6 Section 1.89(b) of the Rules requires a written answer
within 10 days of receipt of the NOV or such other period as
may be specified. 47 C.F.R. § 1.89(b).
7 Willis Broadcasting Corp., NAL/Acct. No. 200132620004
(Enf. Bur., New Orleans Field Office rel. July 3, 2001)
8 47 C.F.R. § 1.89(b). Willis Broadcasting used its
petition for reconsideration to explain its delay.
9 Commission records reveal that in several prior cases that
are not pending before us, Willis Broadcasting failed to
respond to NOVs that it received in April, June, and
September of 1999 regarding the operation of its stations.
10 Compare with Northeast Passage Corp., 16 FCC Rcd 21890
(Enf. Bur. 2001) (claim for relief granted where supported
by description of illnesses, pertinent dates of disability,
and effect on petitioner's ability to respond to Commission
11 See Willis Broadcasting Corp., 16 FCC Rcd at 18565.
12 Willis NAL at ¶ 2.
13 The agent did not see the Antenna Structure Registration
Number (``ASR'') number posted per Section 17.4(g) of the
Rules. In addition, the station's general manager was
unable to produce any documentation relating to this matter
and told the agent that he did not know whether the antenna
structure was registered. The agent's search of the ASR
number database did not show that Willis Broadcasting had
registered the structure.
14 See 47 C.F.R. § 17.57; see American Tower Corp., 16 FCC
Rcd 1282 (2001) (new owner liable for Section 17.57 of the
Rules violation for failing to update antenna structure

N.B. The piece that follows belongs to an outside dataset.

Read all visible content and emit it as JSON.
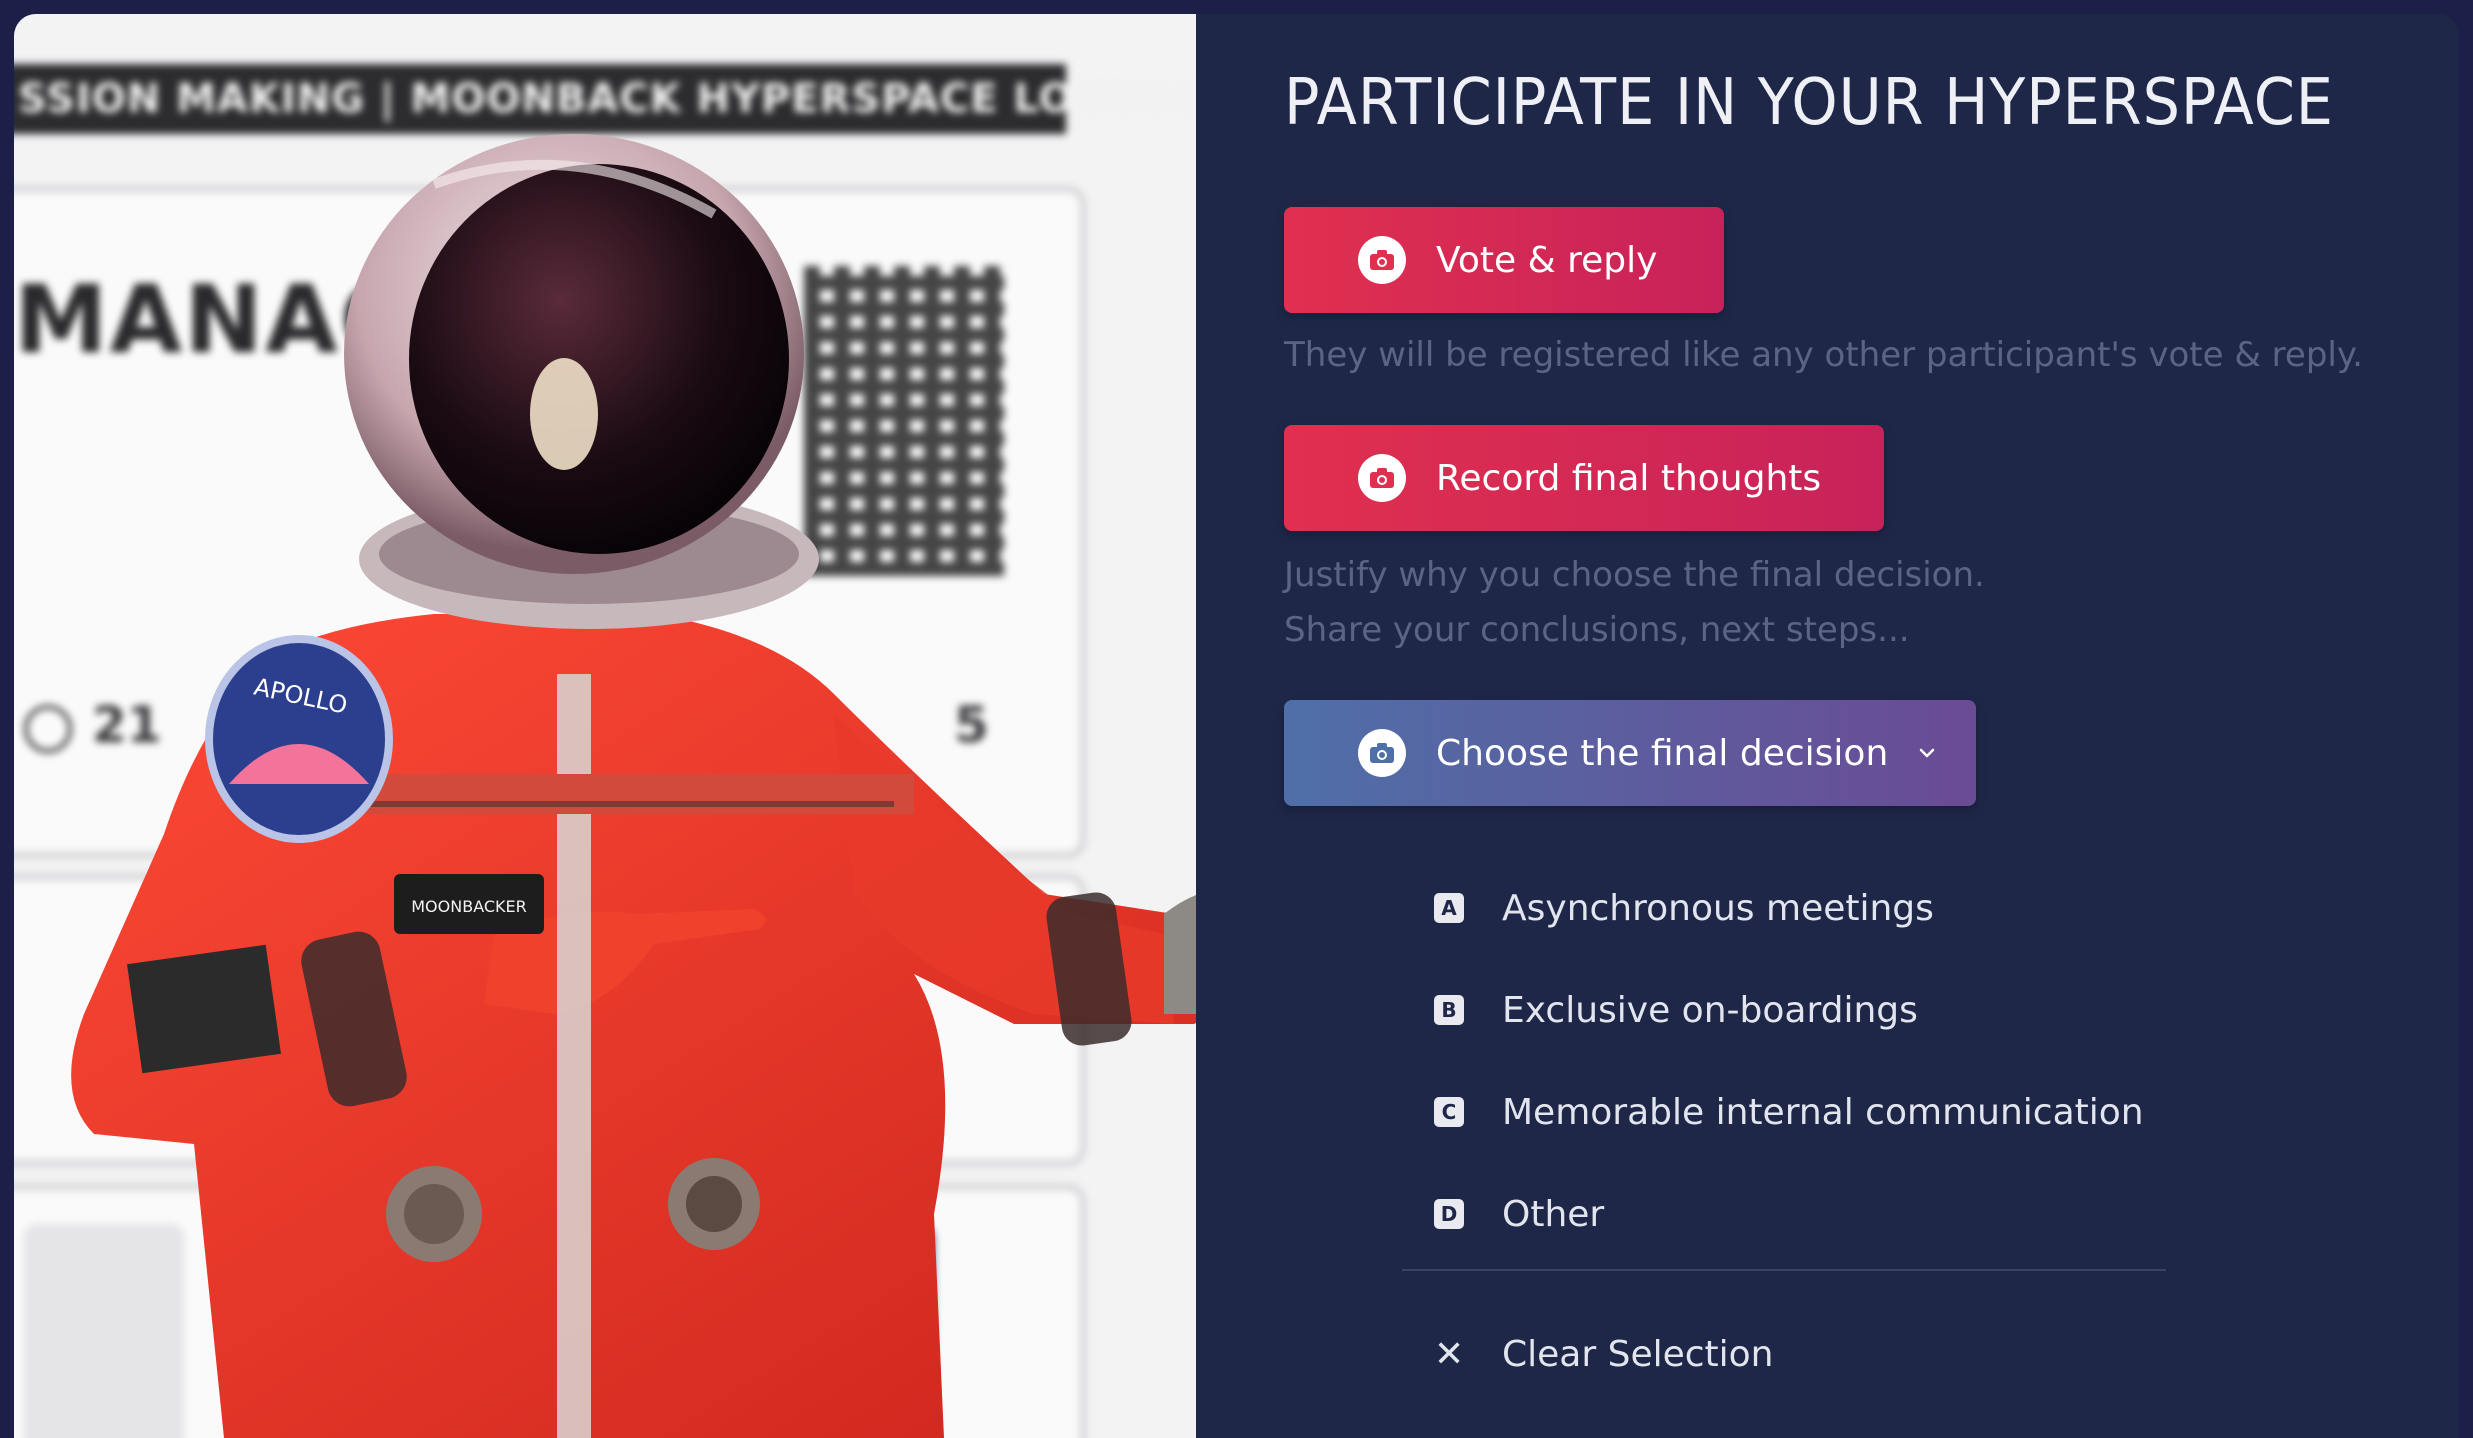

ownership information after the sale of the antenna
See 47 C.F.R. § 73.3526(c)(1).
16 47 U.S.C. § 405.
17 47 C.F.R. §§ 1.80(i), 1.106.
47 C.F.R. § 1.80.
19 47 U.S.C. § 504(a).
20 See 47 C.F.R. § 1.1914.